The Department of Philosophy and Humanities recognized Marcel Reich-Ranicki’s long-standing commitment to literary life in Germany with an honorary doctorate. As an eloquent and polemic critic, he continues to exert an authoritative influence on German literary life. Seven decades after Reich-Ranicki was not permitted to enroll in Friedrich-Wilhelms-Universität Berlin to study German language and literature because of his Jewish background (1938), Freie Universität honored him for his life’s work.
“We see you before us, Mister Reich-Ranicki, and comprehend that the popularity of your literary criticism, in particular in the last years, if not decades, is not due to a mastery of worldly bantering, but rather, following Schlegel, compensates for a utopia, because in your criticism of art, characterized by irony, wit, and humor, art criticism regains its lost objectivity and commitment,” summarized President Prof. Dieter Lenzen in his words of welcome.
Prof. Rolf-Peter Janz gave the citation in honor of Marcel Reich-Ranicki. Beginning with the observation, “Literary critics and scholars are drawn to each other in wonderful antipathy,” Janz discussed the standards of this influential critic as well as his preferences and praised the literary qualities of Reich-Ranicki's autobiography.
Reich-Ranicki stated that he was particularly happy to receive this award “because it comes from Berlin, the city that shaped me.” In his commemorative address "Berlin and I" he offers insight into the world of theater in Berlin in the 1930s. In the fully occupied auditorium (Lecture Hall 1a), members of the university and their guests followed his descriptions of the Deutsches Theater of Heinz Hilpert and the Schauspielhaus at Gendarmenmarkt under Gründgens, both of whom influenced his relationship to German culture and his role as critic.
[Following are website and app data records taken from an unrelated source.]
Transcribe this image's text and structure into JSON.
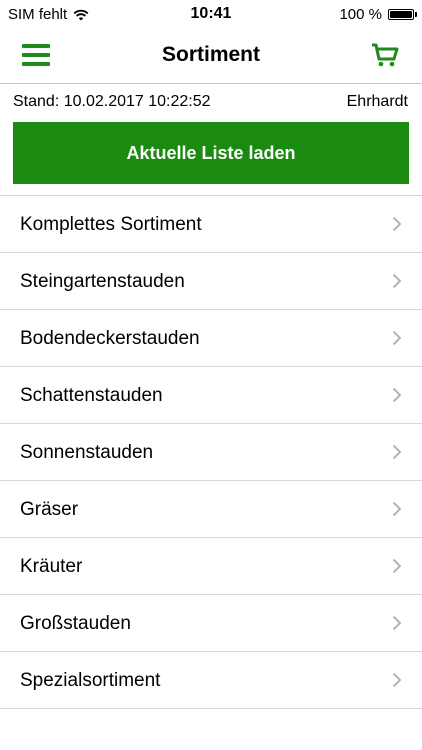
{
  "status_bar": {
    "carrier": "SIM fehlt",
    "time": "10:41",
    "battery": "100 %"
  },
  "nav": {
    "title": "Sortiment",
    "menu_icon": "hamburger-menu-icon",
    "cart_icon": "shopping-cart-icon",
    "accent_color": "#1a8a10"
  },
  "stand": {
    "label": "Stand: 10.02.2017 10:22:52",
    "user": "Ehrhardt"
  },
  "load_button": {
    "label": "Aktuelle Liste laden"
  },
  "list": {
    "items": [
      {
        "label": "Komplettes Sortiment"
      },
      {
        "label": "Steingartenstauden"
      },
      {
        "label": "Bodendeckerstauden"
      },
      {
        "label": "Schattenstauden"
      },
      {
        "label": "Sonnenstauden"
      },
      {
        "label": "Gräser"
      },
      {
        "label": "Kräuter"
      },
      {
        "label": "Großstauden"
      },
      {
        "label": "Spezialsortiment"
      }
    ]
  }
}
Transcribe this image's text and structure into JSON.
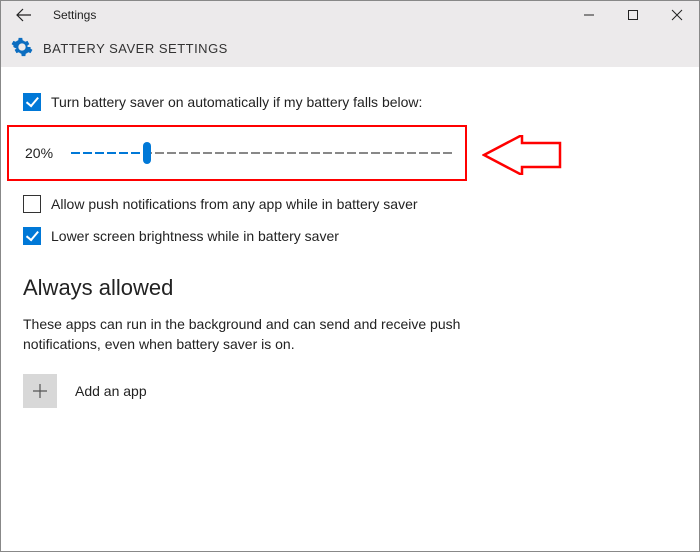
{
  "titlebar": {
    "title": "Settings"
  },
  "header": {
    "page_title": "BATTERY SAVER SETTINGS"
  },
  "options": {
    "auto_on": {
      "checked": true,
      "label": "Turn battery saver on automatically if my battery falls below:"
    },
    "threshold": {
      "percent_label": "20%",
      "percent_value": 20
    },
    "allow_push": {
      "checked": false,
      "label": "Allow push notifications from any app while in battery saver"
    },
    "lower_brightness": {
      "checked": true,
      "label": "Lower screen brightness while in battery saver"
    }
  },
  "always_allowed": {
    "heading": "Always allowed",
    "description": "These apps can run in the background and can send and receive push notifications, even when battery saver is on.",
    "add_label": "Add an app"
  }
}
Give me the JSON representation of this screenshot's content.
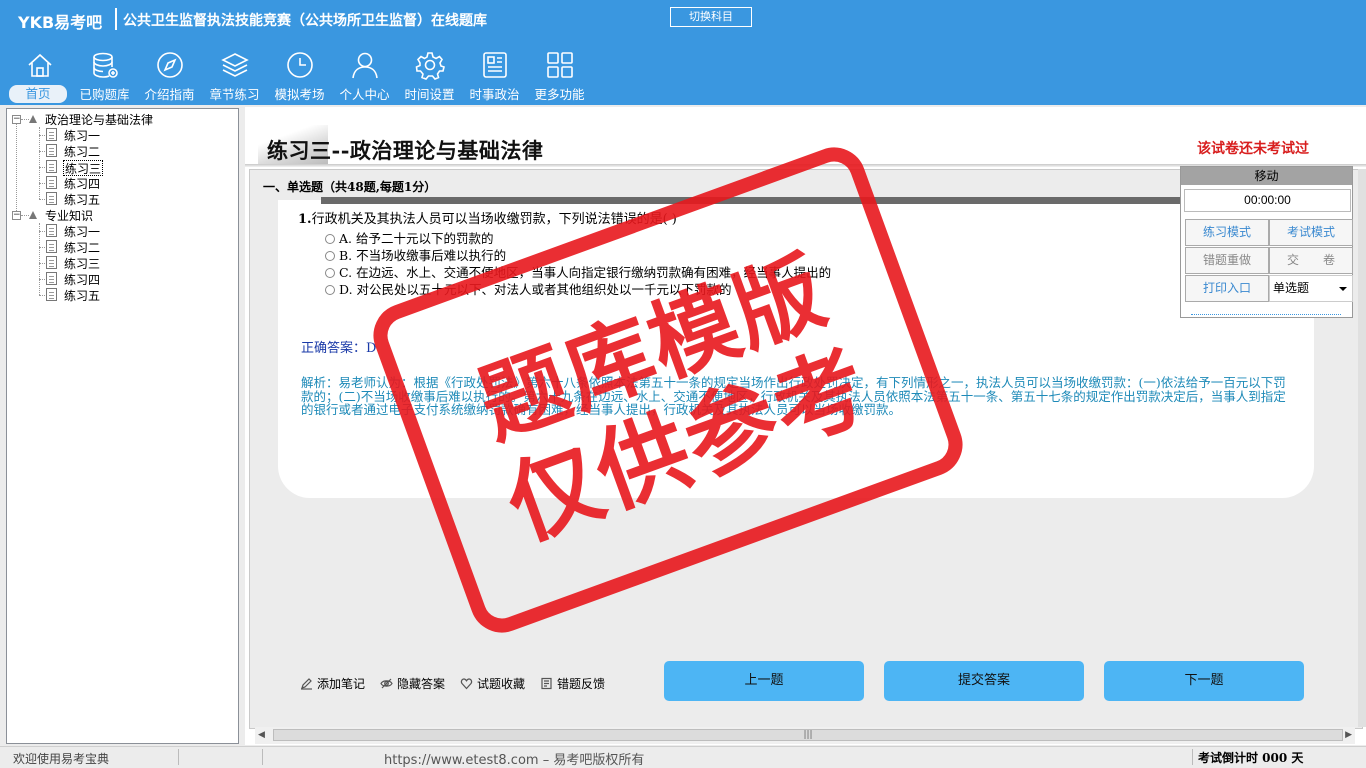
{
  "header": {
    "logo": "YKB易考吧",
    "title": "公共卫生监督执法技能竞赛（公共场所卫生监督）在线题库",
    "switch_label": "切换科目",
    "nav": [
      {
        "label": "首页",
        "icon": "home-icon"
      },
      {
        "label": "已购题库",
        "icon": "database-icon"
      },
      {
        "label": "介绍指南",
        "icon": "compass-icon"
      },
      {
        "label": "章节练习",
        "icon": "layers-icon"
      },
      {
        "label": "模拟考场",
        "icon": "clock-icon"
      },
      {
        "label": "个人中心",
        "icon": "user-icon"
      },
      {
        "label": "时间设置",
        "icon": "gear-icon"
      },
      {
        "label": "时事政治",
        "icon": "news-icon"
      },
      {
        "label": "更多功能",
        "icon": "grid-icon"
      }
    ]
  },
  "tree": {
    "groups": [
      {
        "label": "政治理论与基础法律",
        "items": [
          "练习一",
          "练习二",
          "练习三",
          "练习四",
          "练习五"
        ]
      },
      {
        "label": "专业知识",
        "items": [
          "练习一",
          "练习二",
          "练习三",
          "练习四",
          "练习五"
        ]
      }
    ]
  },
  "exam": {
    "title": "练习三--政治理论与基础法律",
    "status": "该试卷还未考试过",
    "section": "一、单选题（共48题,每题1分）",
    "question_number": "1.",
    "question": "行政机关及其执法人员可以当场收缴罚款，下列说法错误的是(    )",
    "options": [
      "A. 给予二十元以下的罚款的",
      "B. 不当场收缴事后难以执行的",
      "C. 在边远、水上、交通不便地区，当事人向指定银行缴纳罚款确有困难，经当事人提出的",
      "D. 对公民处以五十元以下、对法人或者其他组织处以一千元以下罚款的"
    ],
    "answer": "正确答案：D",
    "analysis": "解析：易老师认为：根据《行政处罚法》第六十八条依照本法第五十一条的规定当场作出行政处罚决定，有下列情形之一，执法人员可以当场收缴罚款：(一)依法给予一百元以下罚款的；(二)不当场收缴事后难以执行的。第六十九条在边远、水上、交通不便地区，行政机关及其执法人员依照本法第五十一条、第五十七条的规定作出罚款决定后，当事人到指定的银行或者通过电子支付系统缴纳罚款确有困难，经当事人提出，行政机关及其执法人员可以当场收缴罚款。"
  },
  "toolbar": {
    "note": "添加笔记",
    "hide_answer": "隐藏答案",
    "favorite": "试题收藏",
    "feedback": "错题反馈",
    "prev": "上一题",
    "submit": "提交答案",
    "next": "下一题"
  },
  "float_panel": {
    "title": "移动",
    "timer": "00:00:00",
    "practice_mode": "练习模式",
    "exam_mode": "考试模式",
    "redo_wrong": "错题重做",
    "submit_paper": "交　　卷",
    "print": "打印入口",
    "type_select": "单选题"
  },
  "statusbar": {
    "welcome": "欢迎使用易考宝典",
    "copyright": "https://www.etest8.com – 易考吧版权所有",
    "countdown": "考试倒计时 000 天"
  },
  "watermark": {
    "line1": "题库模版",
    "line2": "仅供参考"
  },
  "colors": {
    "header_bg": "#3a97e0",
    "stamp_red": "#e8181d",
    "button_blue": "#4db5f4",
    "status_red": "#d81e1e"
  }
}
With a standing ovation the audience thanked Reich-Ranicki for his autobiographical observations on his relationship to Berlin.
The commemorative event for the “eloquent and polemic critic” Marcel Reich-Ranicki was concluded with Schuhmann’s version of Heinrich Heine’s poem cycle, A Poet’s Love, performed by Peter Schoene and Elzbieta Sternlicht.